Typically you take any 25-year-old's performance in the Cal League with a massive grain of salt, but Jake Zokan's case is a little different. Zokan has struggled with injuries since pretty much the moment he was drafted in the ninth round out of College of Charleston back in 2013. He flashed dominance on the mound in between DL trips, but they always came in such small sample sizes that it was difficult to put much stock in the guy at all.

Since coming off of the DL on May 21st and switching over to a full-time reliever, Zokan has been brilliant. In 31.0 IP, he's posted a 0.29 ERA and a 1.60 FIP with an 18.50 K/BB ratio. The switch to the bullpen should help him stay healthy in the future, giving him a very real chance to get himself back on the radar again.


Edwin Diaz – RHP – Seattle Mariners

Anything I say about Diaz will pale in comparison to everything Kate said yesterday. When Diaz was converted to a reliever early in the year, he was expected to be a solid bullpen arm for the Mariners fairly soon. What we didn't expect was that he'd come up and set the whole damn world on fire and watch it burn with unshakeable confidence. Diaz could struggle eventually, but at the moment he's an unstoppable force plowing through immovable objects.

44 strikeouts in 21.2 IP. My goodness.


Guillermo Heredia – OF – Triple-A Tacoma Rainiers

There were a lot of unknowns surrounding Heredia when the Mariners inked him to a contract around the start of Spring Training. Scouts seemed to agree he was close to being MLB ready, with the only major area of concern being his bat. Heredia hadn't played organized baseball in close to two years; his last full season came in 2013, when he hit .255/.376/.349 with Matanzas in the Cuban National Series.
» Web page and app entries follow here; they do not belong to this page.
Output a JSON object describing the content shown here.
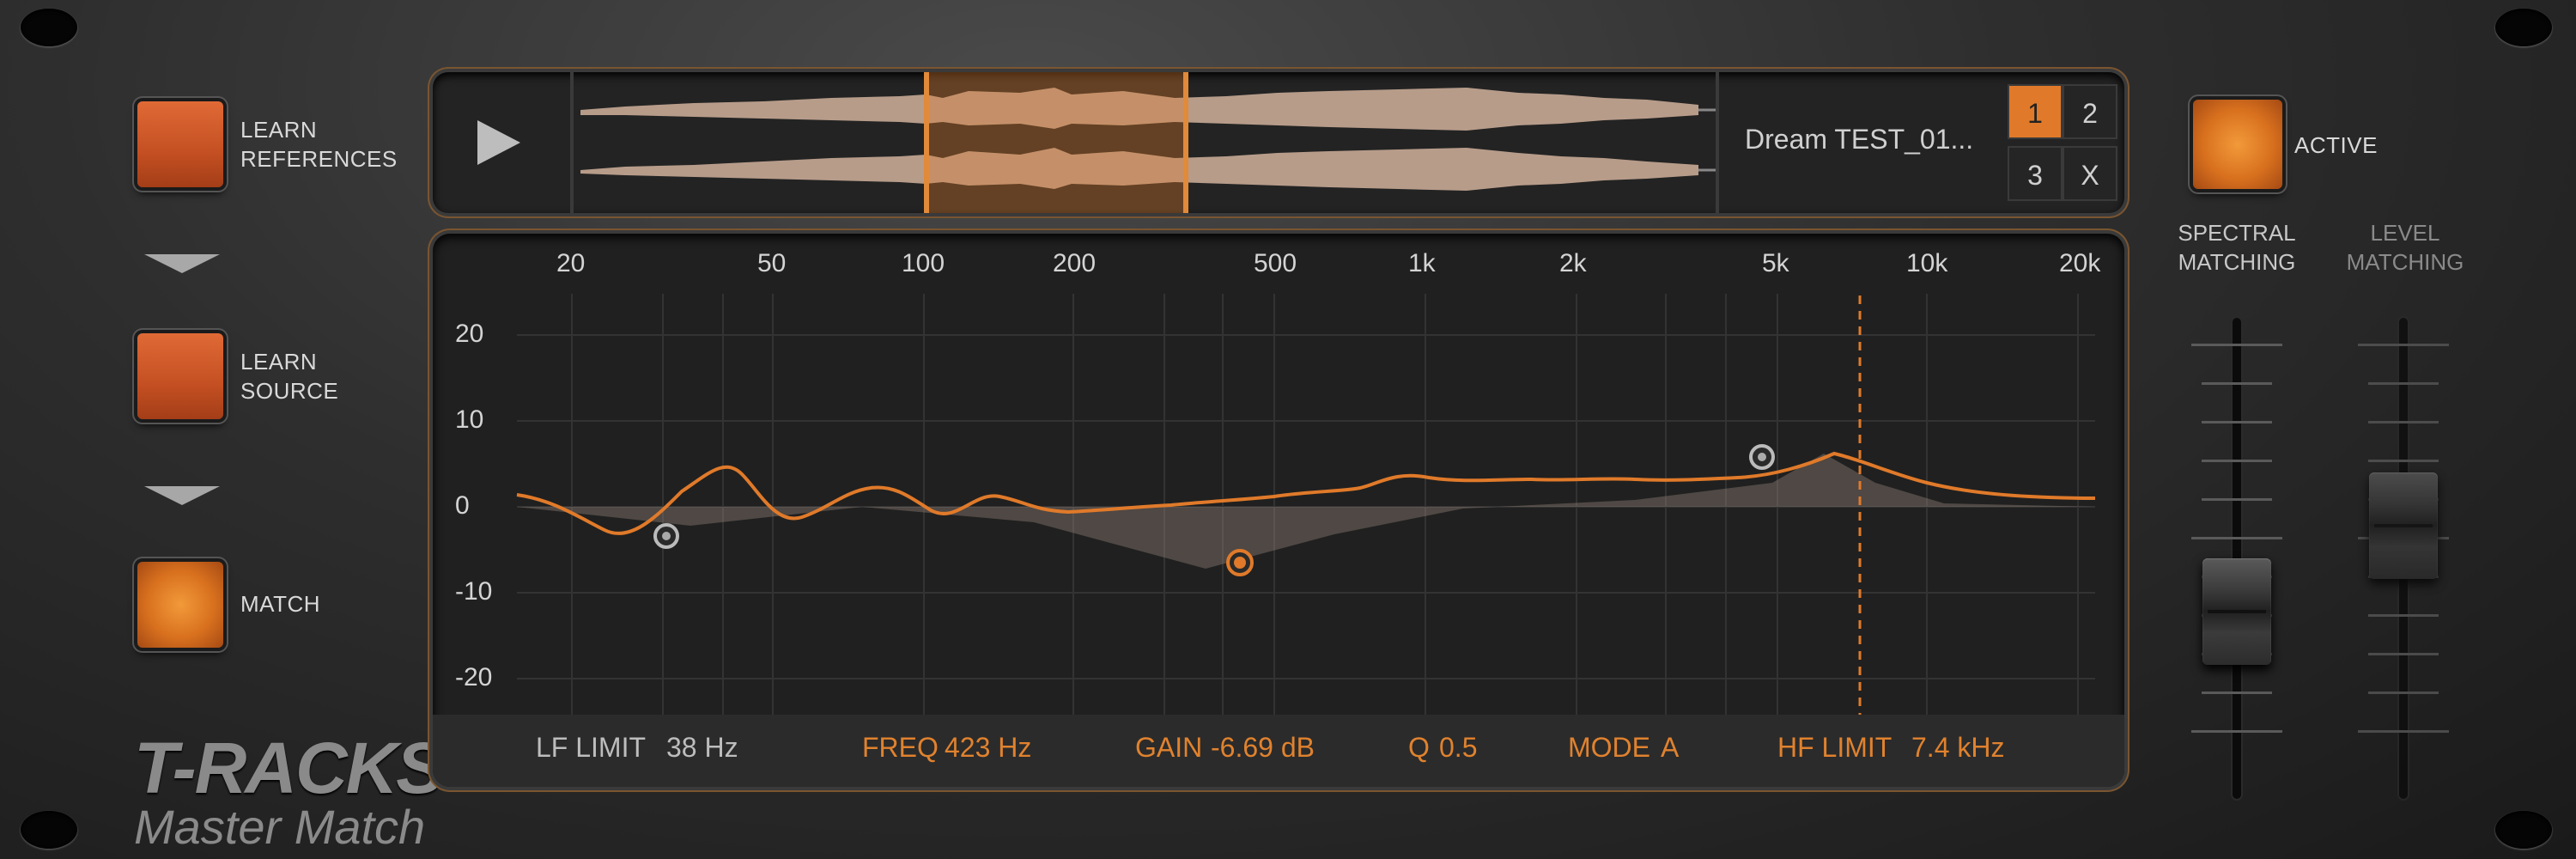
{
  "app": {
    "logo_main": "T-RACKS",
    "logo_sub": "Master Match"
  },
  "left_controls": {
    "learn_references": "LEARN\nREFERENCES",
    "learn_source": "LEARN\nSOURCE",
    "match": "MATCH"
  },
  "reference": {
    "name": "Dream TEST_01...",
    "slots": [
      "1",
      "2",
      "3",
      "X"
    ],
    "active_slot": "1"
  },
  "eq": {
    "freq_labels": [
      "20",
      "50",
      "100",
      "200",
      "500",
      "1k",
      "2k",
      "5k",
      "10k",
      "20k"
    ],
    "db_labels": [
      "20",
      "10",
      "0",
      "-10",
      "-20"
    ],
    "footer": {
      "lf_limit_label": "LF LIMIT",
      "lf_limit_value": "38 Hz",
      "freq_label": "FREQ",
      "freq_value": "423 Hz",
      "gain_label": "GAIN",
      "gain_value": "-6.69 dB",
      "q_label": "Q",
      "q_value": "0.5",
      "mode_label": "MODE",
      "mode_value": "A",
      "hf_limit_label": "HF LIMIT",
      "hf_limit_value": "7.4 kHz"
    }
  },
  "right_controls": {
    "active_label": "ACTIVE",
    "spectral_label": "SPECTRAL\nMATCHING",
    "level_label": "LEVEL\nMATCHING"
  },
  "colors": {
    "accent_orange": "#e0822e",
    "button_orange": "#d05a28",
    "panel_bg": "#202020"
  }
}
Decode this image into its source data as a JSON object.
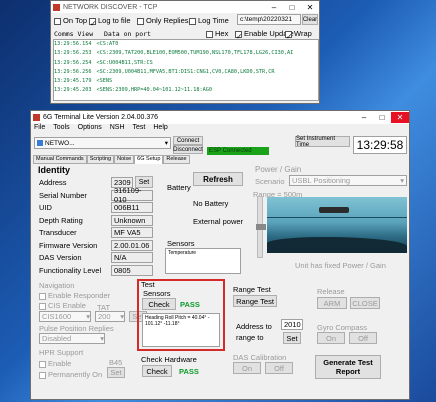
{
  "nd": {
    "title": "NETWORK DISCOVER - TCP",
    "opt_on_top": "On Top",
    "opt_log_file": "Log to file",
    "opt_replies": "Only Replies",
    "opt_log_time": "Log Time",
    "path": "c:\\temp\\20220321",
    "clear": "Clear",
    "col_comms": "Comms View",
    "col_data": "Data on port",
    "hex": "Hex",
    "enable_update": "Enable Update",
    "wrap": "Wrap",
    "log": [
      [
        "13:29:56.154",
        "<CS:AT0"
      ],
      [
        "13:29:56.253",
        "<CS:2309,TAT200,BLE100,EOM500,TUM190,NSL170,TFL178,LG26,CI30,AI"
      ],
      [
        "13:29:56.254",
        "<SC:U004B11,STR:CS"
      ],
      [
        "13:29:56.256",
        "<SC:2309,U004B11,MFVA5,BT1:DIS1:CNG1,CV0,CA80,LKD0,STR,CR"
      ],
      [
        "13:29:45.179",
        "<SENS"
      ],
      [
        "13:29:45.203",
        "<SENS:2309,HRP=40.04~101.12~11.18:AG0"
      ]
    ]
  },
  "gt": {
    "title": "6G Terminal Lite Version 2.04.00.376",
    "menu": [
      "File",
      "Tools",
      "Options",
      "NSH",
      "Test",
      "Help"
    ],
    "conn": "NETWO...",
    "connect": "Connect",
    "disconnect": "Disconnect",
    "status": "ESP Connected",
    "set_time": "Set Instrument Time",
    "clock": "13:29:58",
    "tabs": [
      "Manual Commands",
      "Scripting",
      "Noise",
      "6G Setup",
      "Release"
    ],
    "identity": {
      "title": "Identity",
      "rows": [
        {
          "label": "Address",
          "value": "2309"
        },
        {
          "label": "Serial Number",
          "value": "316109-010"
        },
        {
          "label": "UID",
          "value": "006B11"
        },
        {
          "label": "Depth Rating",
          "value": "Unknown"
        },
        {
          "label": "Transducer",
          "value": "MF VA5"
        },
        {
          "label": "Firmware Version",
          "value": "2.00.01.06"
        },
        {
          "label": "DAS Version",
          "value": "N/A"
        },
        {
          "label": "Functionality Level",
          "value": "0805"
        }
      ],
      "set": "Set"
    },
    "battery": {
      "title": "Battery",
      "refresh": "Refresh",
      "no_batt": "No Battery",
      "ext": "External power"
    },
    "sensors": {
      "title": "Sensors",
      "item": "Temperature"
    },
    "power": {
      "title": "Power / Gain",
      "scenario_label": "Scenario",
      "scenario": "USBL Positioning",
      "range": "Range = 500m",
      "fixed": "Unit has fixed Power / Gain"
    },
    "navigation": {
      "title": "Navigation",
      "enable_responder": "Enable Responder",
      "cis_enable": "CIS Enable",
      "tat": "TAT",
      "cis": "CIS1600",
      "tat_val": "200",
      "set": "Set",
      "pulse": "Pulse Position Replies",
      "pulse_val": "Disabled"
    },
    "hpr": {
      "title": "HPR Support",
      "enable": "Enable",
      "perm": "Permanently On",
      "b45": "B45",
      "set": "Set"
    },
    "test": {
      "title": "Test",
      "sensors": "Sensors",
      "check": "Check",
      "pass": "PASS",
      "result": "Heading Roll Pitch = 40.04° - 101.12° -11.18°"
    },
    "hardware": {
      "title": "Check Hardware",
      "check": "Check",
      "pass": "PASS"
    },
    "range_test": {
      "title": "Range Test",
      "button": "Range Test",
      "addr": "Address to range to",
      "addr_val": "2010",
      "set": "Set"
    },
    "release": {
      "title": "Release",
      "arm": "ARM",
      "close": "CLOSE"
    },
    "gyro": {
      "title": "Gyro Compass",
      "on": "On",
      "off": "Off"
    },
    "das": {
      "title": "DAS Calibration",
      "on": "On",
      "off": "Off"
    },
    "report": "Generate Test Report"
  }
}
Because of all this, it was particularly surprising when he went down to Jackson and proceeded to rake, slashing .293/.405/.376 with a 13.8% walk-rate and and a 12.3% k-rate in 260 PA. His performance earned him a promotion to Tacoma, where he's perfectly mimicked his 132 wRC+ with a little extra pop (.350/.395/.476).

At the beginning of the year, Heredia appeared to be a fourth outfielder at best. Now, he's starting to shape into a player you'd be perfectly content with trotting out on a daily basis, perhaps in the very near future.


Dylan Unsworth – RHP – Double-A Jackson Generals

I hesitated to include Unsworth here because injuries have rendered his big start to 2016 a small sample, but tossing out extra recognition never hurt anyone. Unsworth has been in the system so long that it's easy to forget he's still just 23-years-old, but a big performance in WBC qualifiers had him picking up steam heading into the season. Pitching for South Africa during a qualifying game in early February, Unsworth tossed eight innings of two-hit baseball after flirting with a no-hitter for awhile in a 7-1 victory over New Zealand.

Unsworth carried that momentum with him to Jackson, where he posted a 1.16 ERA and 2.95 FIP in 46.2 IP before a leg injury sidelined him. He still doesn't possess a plus pitch or anything that suggests he'll be anything more than a back of the rotation starter at best, but his improved command and ability to pound the strike zone has him looking like more of a lock to eventually reach the big leagues.


These aren't all the players who've boosted their stock, obviously. I wrestled with the idea of including guys like Tyler O'Neill, Jordan Cowan, and Dan Altavilla, but decided against it for various reasons. Every minor league system has an endless array of players and I'm sure there are a few whose surprising performances have stuck out to others far more than they've stuck out to me. Regardless, the farm system is fun again, and I feel like there are quite a few more players to lend your attention to this season than there were last year.